NARRATOR: Jimmie Durham’s Choose Any Three is the tall wooden sculpture opposite the elevators.
ANTHONY ELMS: It’s sort of like, I find it a wayfaring sign. It has a little skull with wings that sort of welcomes you in.
NARRATOR: Second-floor curator, Anthony Elms.
ANTHONY ELMS: It says "choose any three" and then there’s a list of like, Ho Chi Minh, Christ, etcetera.
To make a bad analogy, if you think of like a choose-your-own-adventure path, where you end up by choosing any three from his list, [it] puts you in a radically different position relative to society, relative to somebody else, relative to political power structures, relative to somebody next to you who’s picked a different three. Like you become enemy, friend, provocateur, saboteur, saint. So I think that choice―it sort of lands you, socially.

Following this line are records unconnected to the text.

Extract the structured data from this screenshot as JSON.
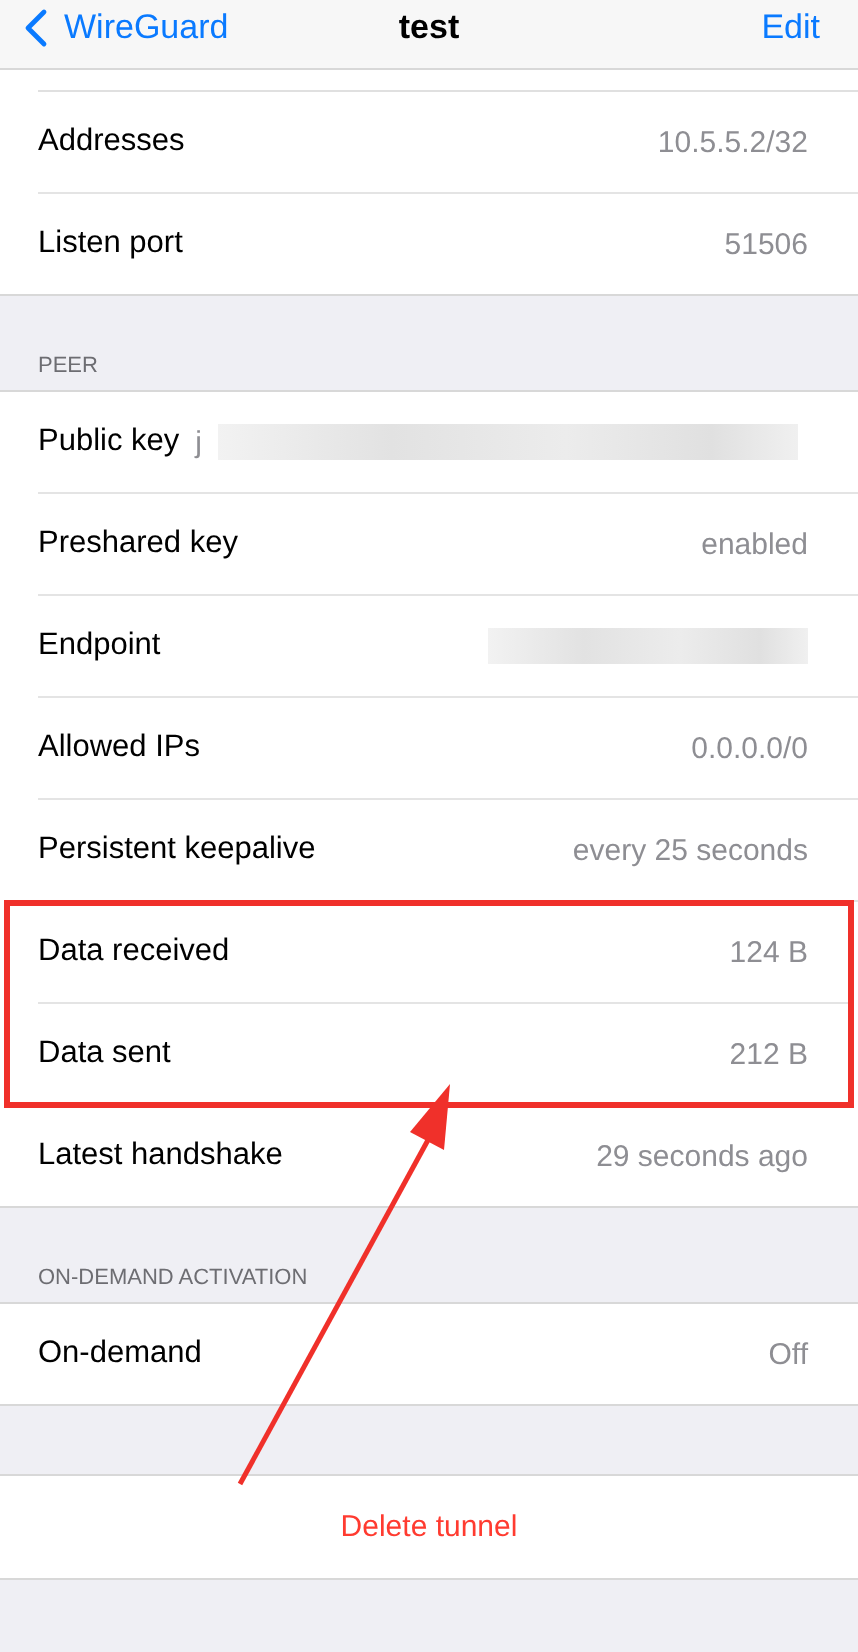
{
  "nav": {
    "back": "WireGuard",
    "title": "test",
    "action": "Edit"
  },
  "interface_rows": [
    {
      "label": "Addresses",
      "kind": "text",
      "value": "10.5.5.2/32",
      "highlighted": false
    },
    {
      "label": "Listen port",
      "kind": "text",
      "value": "51506",
      "highlighted": false
    }
  ],
  "peer": {
    "header": "PEER",
    "rows": [
      {
        "label": "Public key",
        "kind": "redacted",
        "value": "j",
        "highlighted": false
      },
      {
        "label": "Preshared key",
        "kind": "text",
        "value": "enabled",
        "highlighted": false
      },
      {
        "label": "Endpoint",
        "kind": "redacted",
        "highlighted": false
      },
      {
        "label": "Allowed IPs",
        "kind": "text",
        "value": "0.0.0.0/0",
        "highlighted": false
      },
      {
        "label": "Persistent keepalive",
        "kind": "text",
        "value": "every 25 seconds",
        "highlighted": false
      },
      {
        "label": "Data received",
        "kind": "text",
        "value": "124 B",
        "highlighted": true
      },
      {
        "label": "Data sent",
        "kind": "text",
        "value": "212 B",
        "highlighted": true
      },
      {
        "label": "Latest handshake",
        "kind": "text",
        "value": "29 seconds ago",
        "highlighted": false
      }
    ]
  },
  "on_demand": {
    "header": "ON-DEMAND ACTIVATION",
    "rows": [
      {
        "label": "On-demand",
        "kind": "text",
        "value": "Off",
        "highlighted": false
      }
    ]
  },
  "delete_button": "Delete tunnel",
  "annotation": {
    "arrow": true
  }
}
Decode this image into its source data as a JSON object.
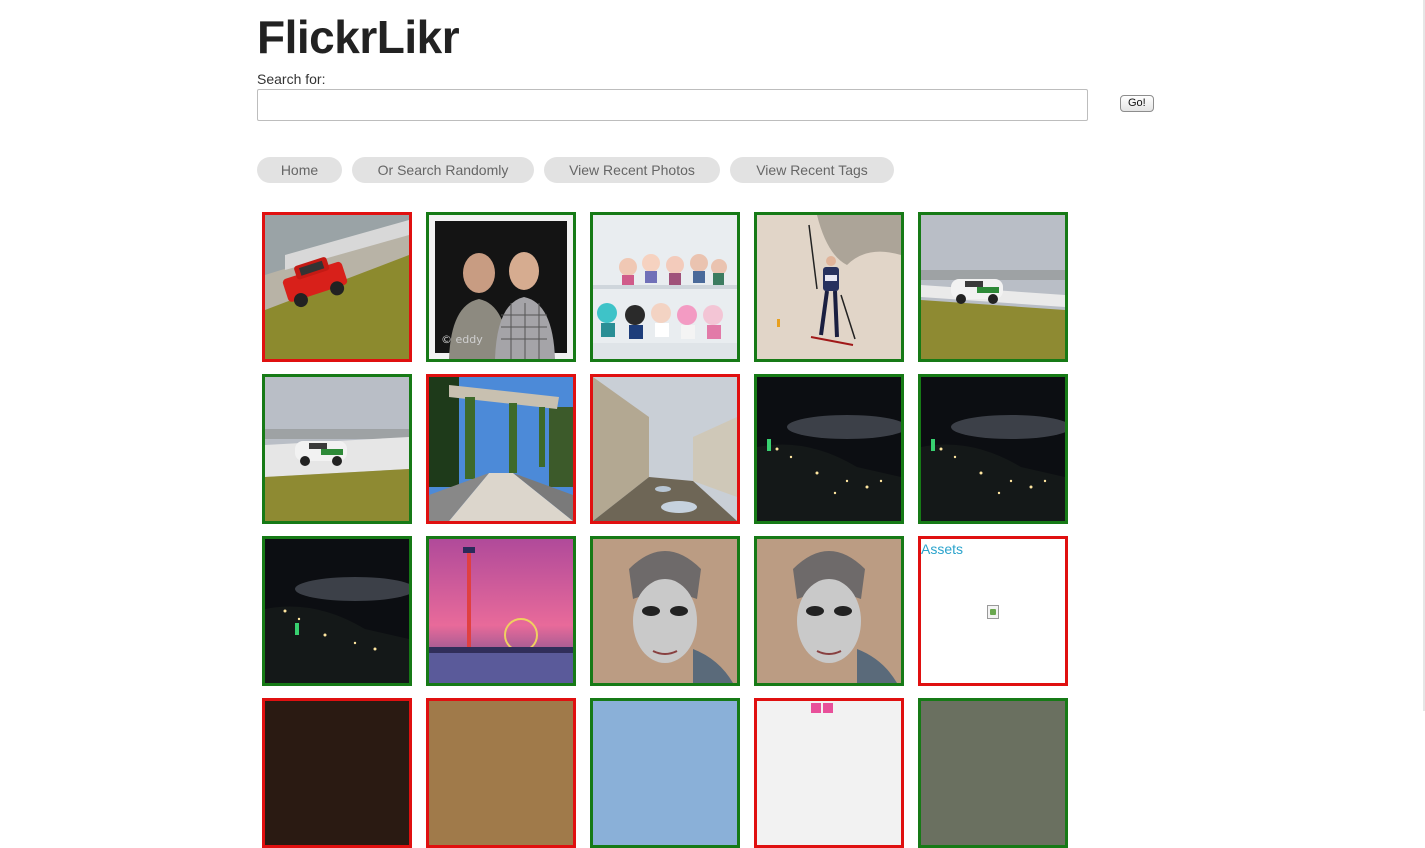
{
  "app": {
    "title": "FlickrLikr"
  },
  "search": {
    "label": "Search for:",
    "value": "",
    "placeholder": "",
    "go_label": "Go!"
  },
  "nav": {
    "items": [
      {
        "label": "Home"
      },
      {
        "label": "Or Search Randomly"
      },
      {
        "label": "View Recent Photos"
      },
      {
        "label": "View Recent Tags"
      }
    ]
  },
  "colors": {
    "liked_border": "#167a16",
    "disliked_border": "#e01010",
    "link": "#2aa3cc"
  },
  "photos": [
    {
      "status": "disliked",
      "subject": "red rally car on racetrack",
      "icon": "photo-icon"
    },
    {
      "status": "liked",
      "subject": "two men portrait",
      "watermark": "© eddy"
    },
    {
      "status": "liked",
      "subject": "anime figurines in display case"
    },
    {
      "status": "liked",
      "subject": "skier on snowy slope"
    },
    {
      "status": "liked",
      "subject": "white race car on track"
    },
    {
      "status": "liked",
      "subject": "white race car on track"
    },
    {
      "status": "disliked",
      "subject": "garden pergola walkway"
    },
    {
      "status": "disliked",
      "subject": "muddy lane beside wall"
    },
    {
      "status": "liked",
      "subject": "city lights at night"
    },
    {
      "status": "liked",
      "subject": "city lights at night"
    },
    {
      "status": "liked",
      "subject": "city lights at night"
    },
    {
      "status": "liked",
      "subject": "pier with ferris wheel at sunset"
    },
    {
      "status": "liked",
      "subject": "venetian carnival mask"
    },
    {
      "status": "liked",
      "subject": "venetian carnival mask"
    },
    {
      "status": "disliked",
      "subject": "broken image",
      "caption": "Assets"
    },
    {
      "status": "disliked",
      "subject": "partially visible photo"
    },
    {
      "status": "disliked",
      "subject": "partially visible photo"
    },
    {
      "status": "liked",
      "subject": "partially visible photo"
    },
    {
      "status": "disliked",
      "subject": "partially visible photo"
    },
    {
      "status": "liked",
      "subject": "partially visible photo"
    }
  ]
}
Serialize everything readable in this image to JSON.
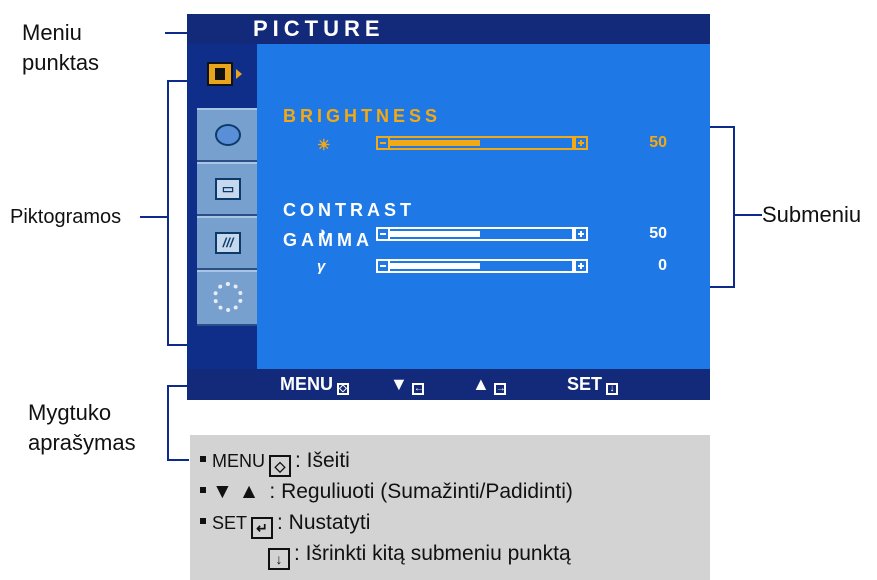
{
  "annotations": {
    "meniu_punktas": "Meniu\npunktas",
    "piktogramos": "Piktogramos",
    "submeniu": "Submeniu",
    "mygtuko_aprasymas": "Mygtuko\naprašymas"
  },
  "osd": {
    "title": "PICTURE",
    "menu_icons": [
      "picture-icon",
      "color-icon",
      "position-icon",
      "tracking-icon",
      "setup-icon"
    ],
    "submenu": [
      {
        "label": "BRIGHTNESS",
        "symbol": "☀",
        "value": "50",
        "level": 0.5,
        "selected": true
      },
      {
        "label": "CONTRAST",
        "symbol": "◑",
        "value": "50",
        "level": 0.5,
        "selected": false
      },
      {
        "label": "GAMMA",
        "symbol": "γ",
        "value": "0",
        "level": 0.5,
        "selected": false
      }
    ],
    "buttons": {
      "menu": "MENU",
      "down": "▼",
      "up": "▲",
      "set": "SET"
    },
    "colors": {
      "background": "#1e78e6",
      "bar": "#13297a",
      "selected": "#f2a914",
      "text": "#ffffff"
    }
  },
  "legend": {
    "menu_key": "MENU",
    "menu_desc": ": Išeiti",
    "arrows_key": "▼ ▲",
    "arrows_desc": ": Reguliuoti (Sumažinti/Padidinti)",
    "set_key": "SET",
    "set_desc": ": Nustatyti",
    "next_desc": ": Išrinkti kitą submeniu punktą"
  }
}
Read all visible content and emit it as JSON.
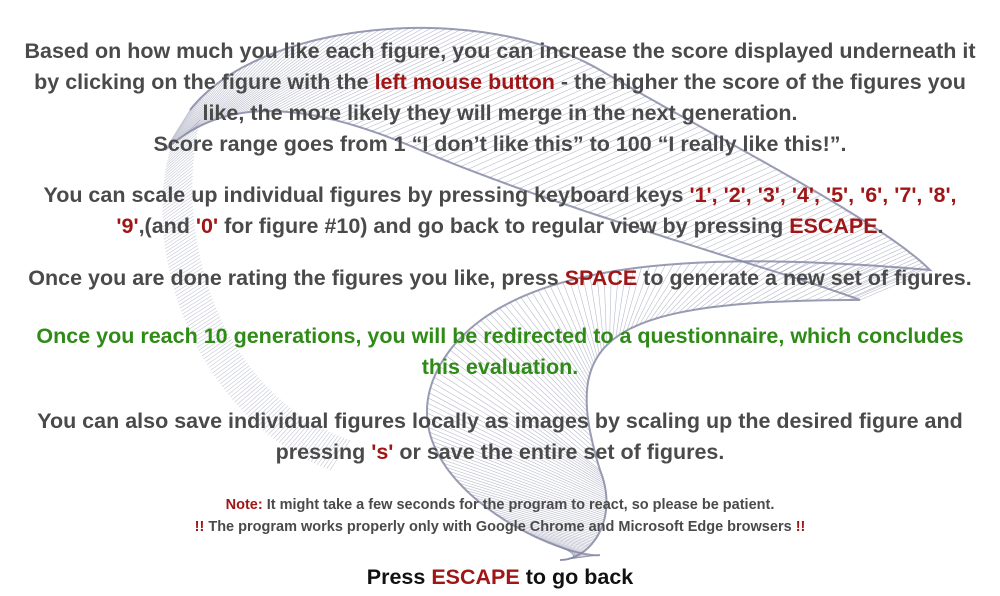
{
  "colors": {
    "text": "#4a4a4a",
    "highlight": "#a01515",
    "green": "#2e8b16",
    "figure_stroke": "#7f83a0"
  },
  "background": {
    "icon": "mobius-ribbon-figure"
  },
  "instructions": {
    "p1_line1": "Based on how much you like each figure, you can increase the score displayed underneath it",
    "p1_line2a": "by clicking on the figure with the ",
    "p1_line2_hl": "left mouse button",
    "p1_line2b": " - the higher the score of the figures you",
    "p1_line3": "like, the more likely they will merge in the next generation.",
    "p1_line4": "Score range goes from 1 “I don’t like this” to 100 “I really like this!”.",
    "p2_line1a": "You can scale up individual figures by pressing keyboard keys ",
    "p2_keys1": "'1', '2', '3', '4', '5', '6', '7', '8',",
    "p2_key9": "'9'",
    "p2_line2a": ",(and ",
    "p2_key0": "'0'",
    "p2_line2b": " for figure #10) and go back to regular view by pressing ",
    "p2_escape": "ESCAPE",
    "p2_line2c": ".",
    "p3a": "Once you are done rating the figures you like, press ",
    "p3_space": "SPACE",
    "p3b": " to generate a new set of figures.",
    "p4_line1": "Once you reach 10 generations, you will be redirected to a questionnaire, which concludes",
    "p4_line2": "this evaluation.",
    "p5_line1": "You can also save individual figures locally as images by scaling up the desired figure and",
    "p5_line2a": "pressing ",
    "p5_key_s": "'s'",
    "p5_line2b": " or save the entire set of figures.",
    "note_label": "Note:",
    "note_text": " It might take a few seconds for the program to react, so please be patient.",
    "warn_mark_left": "!!",
    "warn_text": " The program works properly only with Google Chrome and  Microsoft Edge browsers ",
    "warn_mark_right": "!!"
  },
  "footer": {
    "press": "Press ",
    "escape": "ESCAPE",
    "go_back": " to go back"
  }
}
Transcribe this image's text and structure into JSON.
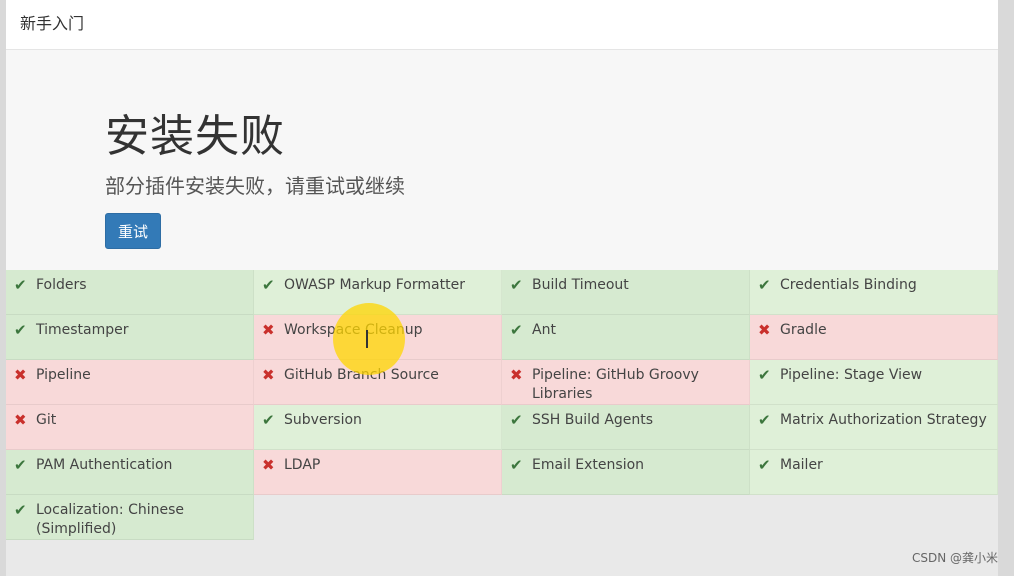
{
  "header": {
    "title": "新手入门"
  },
  "hero": {
    "title": "安装失败",
    "subtitle": "部分插件安装失败，请重试或继续",
    "retry_label": "重试"
  },
  "icons": {
    "success": "✔",
    "fail": "✖"
  },
  "plugins": [
    {
      "name": "Folders",
      "status": "success"
    },
    {
      "name": "OWASP Markup Formatter",
      "status": "success"
    },
    {
      "name": "Build Timeout",
      "status": "success"
    },
    {
      "name": "Credentials Binding",
      "status": "success"
    },
    {
      "name": "Timestamper",
      "status": "success"
    },
    {
      "name": "Workspace Cleanup",
      "status": "fail"
    },
    {
      "name": "Ant",
      "status": "success"
    },
    {
      "name": "Gradle",
      "status": "fail"
    },
    {
      "name": "Pipeline",
      "status": "fail"
    },
    {
      "name": "GitHub Branch Source",
      "status": "fail"
    },
    {
      "name": "Pipeline: GitHub Groovy Libraries",
      "status": "fail"
    },
    {
      "name": "Pipeline: Stage View",
      "status": "success"
    },
    {
      "name": "Git",
      "status": "fail"
    },
    {
      "name": "Subversion",
      "status": "success"
    },
    {
      "name": "SSH Build Agents",
      "status": "success"
    },
    {
      "name": "Matrix Authorization Strategy",
      "status": "success"
    },
    {
      "name": "PAM Authentication",
      "status": "success"
    },
    {
      "name": "LDAP",
      "status": "fail"
    },
    {
      "name": "Email Extension",
      "status": "success"
    },
    {
      "name": "Mailer",
      "status": "success"
    },
    {
      "name": "Localization: Chinese (Simplified)",
      "status": "success"
    }
  ],
  "watermark": "CSDN @龚小米"
}
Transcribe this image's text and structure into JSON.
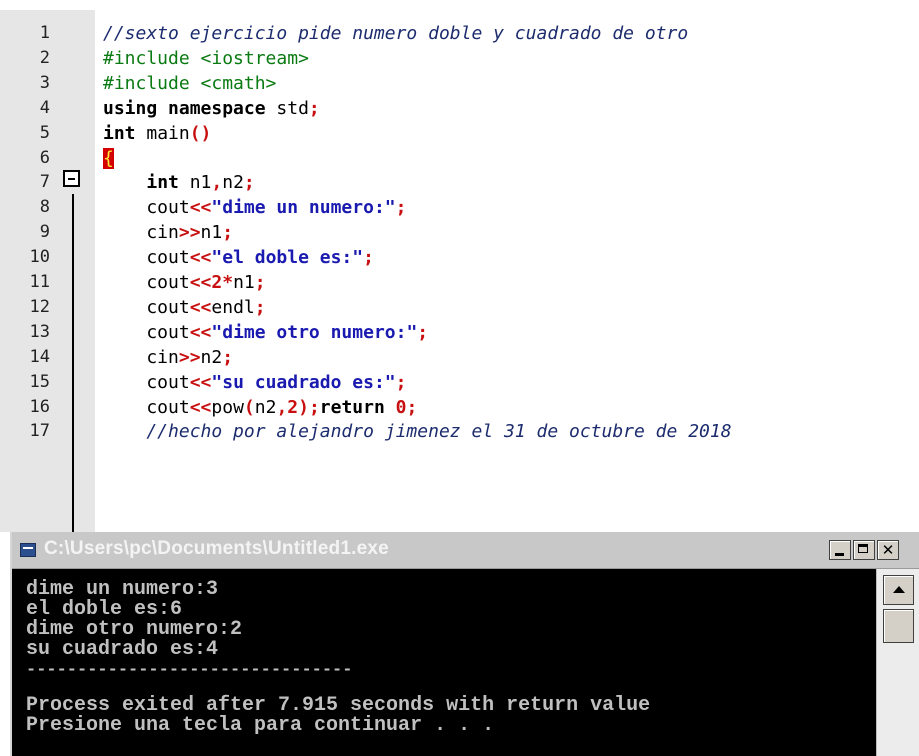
{
  "editor": {
    "lines": [
      {
        "n": "1",
        "segments": [
          {
            "t": "//sexto ejercicio pide numero doble y cuadrado de otro",
            "c": "cmt"
          }
        ]
      },
      {
        "n": "2",
        "segments": [
          {
            "t": "#include <iostream>",
            "c": "pp"
          }
        ]
      },
      {
        "n": "3",
        "segments": [
          {
            "t": "#include <cmath>",
            "c": "pp"
          }
        ]
      },
      {
        "n": "4",
        "segments": [
          {
            "t": "using namespace",
            "c": "kw"
          },
          {
            "t": " std",
            "c": ""
          },
          {
            "t": ";",
            "c": "sym"
          }
        ]
      },
      {
        "n": "5",
        "segments": [
          {
            "t": "int",
            "c": "kw"
          },
          {
            "t": " main",
            "c": ""
          },
          {
            "t": "()",
            "c": "sym"
          }
        ]
      },
      {
        "n": "6",
        "segments": [
          {
            "t": "{",
            "c": "brace"
          }
        ]
      },
      {
        "n": "7",
        "segments": [
          {
            "t": "    ",
            "c": ""
          },
          {
            "t": "int",
            "c": "kw"
          },
          {
            "t": " n1",
            "c": ""
          },
          {
            "t": ",",
            "c": "sym"
          },
          {
            "t": "n2",
            "c": ""
          },
          {
            "t": ";",
            "c": "sym"
          }
        ]
      },
      {
        "n": "8",
        "segments": [
          {
            "t": "    cout",
            "c": ""
          },
          {
            "t": "<<",
            "c": "sym"
          },
          {
            "t": "\"dime un numero:\"",
            "c": "str"
          },
          {
            "t": ";",
            "c": "sym"
          }
        ]
      },
      {
        "n": "9",
        "segments": [
          {
            "t": "    cin",
            "c": ""
          },
          {
            "t": ">>",
            "c": "sym"
          },
          {
            "t": "n1",
            "c": ""
          },
          {
            "t": ";",
            "c": "sym"
          }
        ]
      },
      {
        "n": "10",
        "segments": [
          {
            "t": "    cout",
            "c": ""
          },
          {
            "t": "<<",
            "c": "sym"
          },
          {
            "t": "\"el doble es:\"",
            "c": "str"
          },
          {
            "t": ";",
            "c": "sym"
          }
        ]
      },
      {
        "n": "11",
        "segments": [
          {
            "t": "    cout",
            "c": ""
          },
          {
            "t": "<<2*",
            "c": "sym"
          },
          {
            "t": "n1",
            "c": ""
          },
          {
            "t": ";",
            "c": "sym"
          }
        ]
      },
      {
        "n": "12",
        "segments": [
          {
            "t": "    cout",
            "c": ""
          },
          {
            "t": "<<",
            "c": "sym"
          },
          {
            "t": "endl",
            "c": ""
          },
          {
            "t": ";",
            "c": "sym"
          }
        ]
      },
      {
        "n": "13",
        "segments": [
          {
            "t": "    cout",
            "c": ""
          },
          {
            "t": "<<",
            "c": "sym"
          },
          {
            "t": "\"dime otro numero:\"",
            "c": "str"
          },
          {
            "t": ";",
            "c": "sym"
          }
        ]
      },
      {
        "n": "14",
        "segments": [
          {
            "t": "    cin",
            "c": ""
          },
          {
            "t": ">>",
            "c": "sym"
          },
          {
            "t": "n2",
            "c": ""
          },
          {
            "t": ";",
            "c": "sym"
          }
        ]
      },
      {
        "n": "15",
        "segments": [
          {
            "t": "    cout",
            "c": ""
          },
          {
            "t": "<<",
            "c": "sym"
          },
          {
            "t": "\"su cuadrado es:\"",
            "c": "str"
          },
          {
            "t": ";",
            "c": "sym"
          }
        ]
      },
      {
        "n": "16",
        "segments": [
          {
            "t": "    cout",
            "c": ""
          },
          {
            "t": "<<",
            "c": "sym"
          },
          {
            "t": "pow",
            "c": ""
          },
          {
            "t": "(",
            "c": "sym"
          },
          {
            "t": "n2",
            "c": ""
          },
          {
            "t": ",2);",
            "c": "sym"
          },
          {
            "t": "return",
            "c": "kw"
          },
          {
            "t": " 0",
            "c": "sym"
          },
          {
            "t": ";",
            "c": "sym"
          }
        ]
      },
      {
        "n": "17",
        "segments": [
          {
            "t": "    //hecho por alejandro jimenez el 31 de octubre de 2018",
            "c": "cmt"
          }
        ]
      }
    ]
  },
  "console": {
    "title": "C:\\Users\\pc\\Documents\\Untitled1.exe",
    "close_glyph": "✕",
    "output": [
      "dime un numero:3",
      "el doble es:6",
      "dime otro numero:2",
      "su cuadrado es:4",
      "--------------------------------",
      "Process exited after 7.915 seconds with return value",
      "Presione una tecla para continuar . . ."
    ]
  },
  "colors": {
    "comment": "#1c2c6e",
    "preprocessor": "#0a7a12",
    "symbol": "#c81010",
    "string": "#1a1ab0",
    "terminal_bg": "#000000",
    "terminal_fg": "#c0c0c0"
  }
}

NARRATOR: Durham was born in Arkansas, and has been living outside the United States—refusing to return for political reasons—since the 1980s. Anthony Elms invited the artist to be in the Biennial, and Durham chose to include this sculpture. It’s an older piece, from 1989. Durham picked Choose any Three partly in playful response to the fact that this year’s Biennial has three different curators.